Oil Life Monitors

If your vehicle is equipped with an oil life monitor, it is easy to determine when your car is due for an oil change. These monitors come on many modern vehicles from major manufacturers, and they base their recommendations on things like the number of cold starts, climate conditions, engine temperatures, and vehicle speed. Some owners of vehicles equipped with such monitors have indicated that their vehicles' monitors sometimes suggest that they can safely drive even more miles past the recommended intervals for changing the oil.

Why Do Oil Changes Matter?

Motor oil’s significance cannot be underestimated. Just like the blood that runs through your veins has important jobs to do in your body, the oil in your car has many vital tasks. Your car’s oil cools and lubricates the hundreds of moving parts that keep your vehicle in good running shape. It protects the car’s engine, preventing contaminants and dirt from forming sludge that can result in engine wear, potential damage and reduced performance. It seals off gaps, reducing contamination by unburned fuel and water. Motor oil also prevents corrosion due to acid or moisture that might otherwise make their way into your car’s engine.

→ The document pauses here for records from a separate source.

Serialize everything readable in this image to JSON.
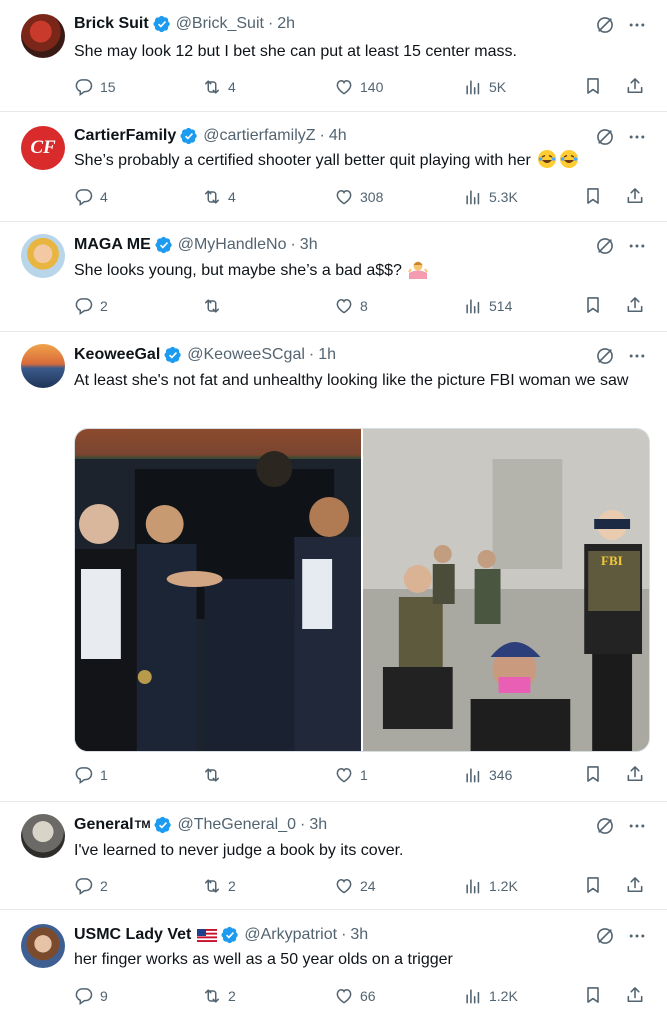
{
  "tweets": [
    {
      "name": "Brick Suit",
      "handle": "@Brick_Suit",
      "time": "2h",
      "text": "She may look 12 but I bet she can put at least 15 center mass.",
      "replies": "15",
      "retweets": "4",
      "likes": "140",
      "views": "5K"
    },
    {
      "name": "CartierFamily",
      "handle": "@cartierfamilyZ",
      "time": "4h",
      "text": "She’s probably a certified shooter yall better quit playing with her",
      "replies": "4",
      "retweets": "4",
      "likes": "308",
      "views": "5.3K",
      "avatar_text": "CF"
    },
    {
      "name": "MAGA ME",
      "handle": "@MyHandleNo",
      "time": "3h",
      "text": "She looks young, but maybe she’s a bad a$$?",
      "replies": "2",
      "retweets": "",
      "likes": "8",
      "views": "514"
    },
    {
      "name": "KeoweeGal",
      "handle": "@KeoweeSCgal",
      "time": "1h",
      "text": "At least she's not fat and unhealthy looking like the picture  FBI woman we saw",
      "replies": "1",
      "retweets": "",
      "likes": "1",
      "views": "346",
      "media_label": "FBI"
    },
    {
      "name": "General",
      "name_suffix": "TM",
      "handle": "@TheGeneral_0",
      "time": "3h",
      "text": "I've learned to never judge a book by its cover.",
      "replies": "2",
      "retweets": "2",
      "likes": "24",
      "views": "1.2K"
    },
    {
      "name": "USMC Lady Vet",
      "handle": "@Arkypatriot",
      "time": "3h",
      "text": "her finger works as well as a 50 year olds on a trigger",
      "replies": "9",
      "retweets": "2",
      "likes": "66",
      "views": "1.2K"
    }
  ],
  "colors": {
    "verified": "#1d9bf0",
    "muted": "#536471",
    "text": "#0f1419",
    "divider": "#e6e9ec"
  },
  "icons": [
    "verified-badge-icon",
    "grok-icon",
    "more-icon",
    "reply-icon",
    "retweet-icon",
    "like-icon",
    "views-icon",
    "bookmark-icon",
    "share-icon"
  ]
}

Due to the constant work that motor oil does in your engine, it gets dirty. Moreover, once motor oil is “spent,” the additives in the oil that power its magical ability to keep your motor running become depleted. These additives include anti-wear agents that form a protective coating with metal surfaces to protect the life of your engine. Detergents that reduce the formation of contaminants and inhibitors that prevent corrosion and rust from forming are also depleted. They can lead to your vehicle experiencing breakdowns in the components of the engine. The oil’s friction modifiers also become depleted over time, which results in reduced fuel economy. And last but not least, viscosity index improvers in the oil are reduced, resulting in thicker oil that doesn’t do its job as efficiently.

"But My Quick Lube Guy Recommends It"

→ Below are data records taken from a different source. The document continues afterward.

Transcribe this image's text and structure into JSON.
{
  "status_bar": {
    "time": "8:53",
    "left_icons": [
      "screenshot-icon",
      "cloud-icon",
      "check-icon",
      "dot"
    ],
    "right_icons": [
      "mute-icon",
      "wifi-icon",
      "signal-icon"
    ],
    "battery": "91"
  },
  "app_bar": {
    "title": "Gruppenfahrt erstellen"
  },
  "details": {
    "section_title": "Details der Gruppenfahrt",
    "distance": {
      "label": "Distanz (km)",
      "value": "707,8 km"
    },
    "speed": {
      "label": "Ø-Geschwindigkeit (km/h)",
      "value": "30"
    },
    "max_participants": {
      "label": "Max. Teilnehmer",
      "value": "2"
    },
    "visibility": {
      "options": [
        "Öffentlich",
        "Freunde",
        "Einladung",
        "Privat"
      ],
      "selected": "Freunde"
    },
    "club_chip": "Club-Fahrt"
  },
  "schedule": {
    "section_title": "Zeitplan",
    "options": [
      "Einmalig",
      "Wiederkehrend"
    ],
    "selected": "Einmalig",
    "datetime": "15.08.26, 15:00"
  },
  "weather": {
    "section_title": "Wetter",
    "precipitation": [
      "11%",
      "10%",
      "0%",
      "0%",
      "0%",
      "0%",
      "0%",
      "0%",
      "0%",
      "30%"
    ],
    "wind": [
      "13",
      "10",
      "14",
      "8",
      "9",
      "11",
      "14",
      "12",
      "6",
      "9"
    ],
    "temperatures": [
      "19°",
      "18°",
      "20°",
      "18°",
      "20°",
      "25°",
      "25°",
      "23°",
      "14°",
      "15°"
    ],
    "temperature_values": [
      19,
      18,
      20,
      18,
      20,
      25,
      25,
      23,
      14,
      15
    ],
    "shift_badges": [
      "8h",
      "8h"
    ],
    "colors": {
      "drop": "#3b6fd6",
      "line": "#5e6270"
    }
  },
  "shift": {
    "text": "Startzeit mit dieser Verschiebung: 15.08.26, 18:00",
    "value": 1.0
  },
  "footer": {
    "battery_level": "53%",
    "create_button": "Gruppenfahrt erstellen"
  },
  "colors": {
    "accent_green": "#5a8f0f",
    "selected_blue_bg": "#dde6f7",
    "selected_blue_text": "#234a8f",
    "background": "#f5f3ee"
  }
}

Well, of course, he does! Your friendly (and perhaps, well-meaning) oil change guy may still stick wholeheartedly to the old recommendation of changing your oil every 3,000 miles. They may also do a good job convincing you that your car needs these frequent oil changes. It is, after all, in their best interests. Oil changes are his bread and butter. But bear in mind that your best resource for determining how often to change your oil is the manufacturer of the vehicle. The manufacturer is vested in keeping your car running great for as long as possible. The automaker wants you as a repeat customer and doesn't want to pay for any repairs that fall under your warranty. For these reasons, the manufacturer's recommendations should trump those of Moe the Mechanic downtown.

The Bottom Line

Not all cars need to have their oil changed every 3,000 miles. And most car makers agree, according to research conducted by Edmunds. Automakers are now recommending, for the most part, that cars have an oil change between 7,500 miles and 10,000 miles. One big name in the industry, GM, suggests changing the oil at least annually, even if the oil service indicator warning never flashes. Although you can't harm your car by giving it a fresh oil change before its need for one, it can be a waste of money. Not to mention that it is also bad for the environment since that old spent motor oil has to be disposed of or recycled when it was still useful for many more miles.

Nonetheless, if you are a staunch believer in frequent oil changes, then the thought of driving your car for 15,000 miles without one may not sit well with you. But perhaps there is an excellent middle ground. Some experts say to have your oil changed whenever you take your car in for a tire rotation. That gives you a chance to kill two birds with one stone while having peace of mind that you're giving your car's engine the lifeblood it needs to be its best.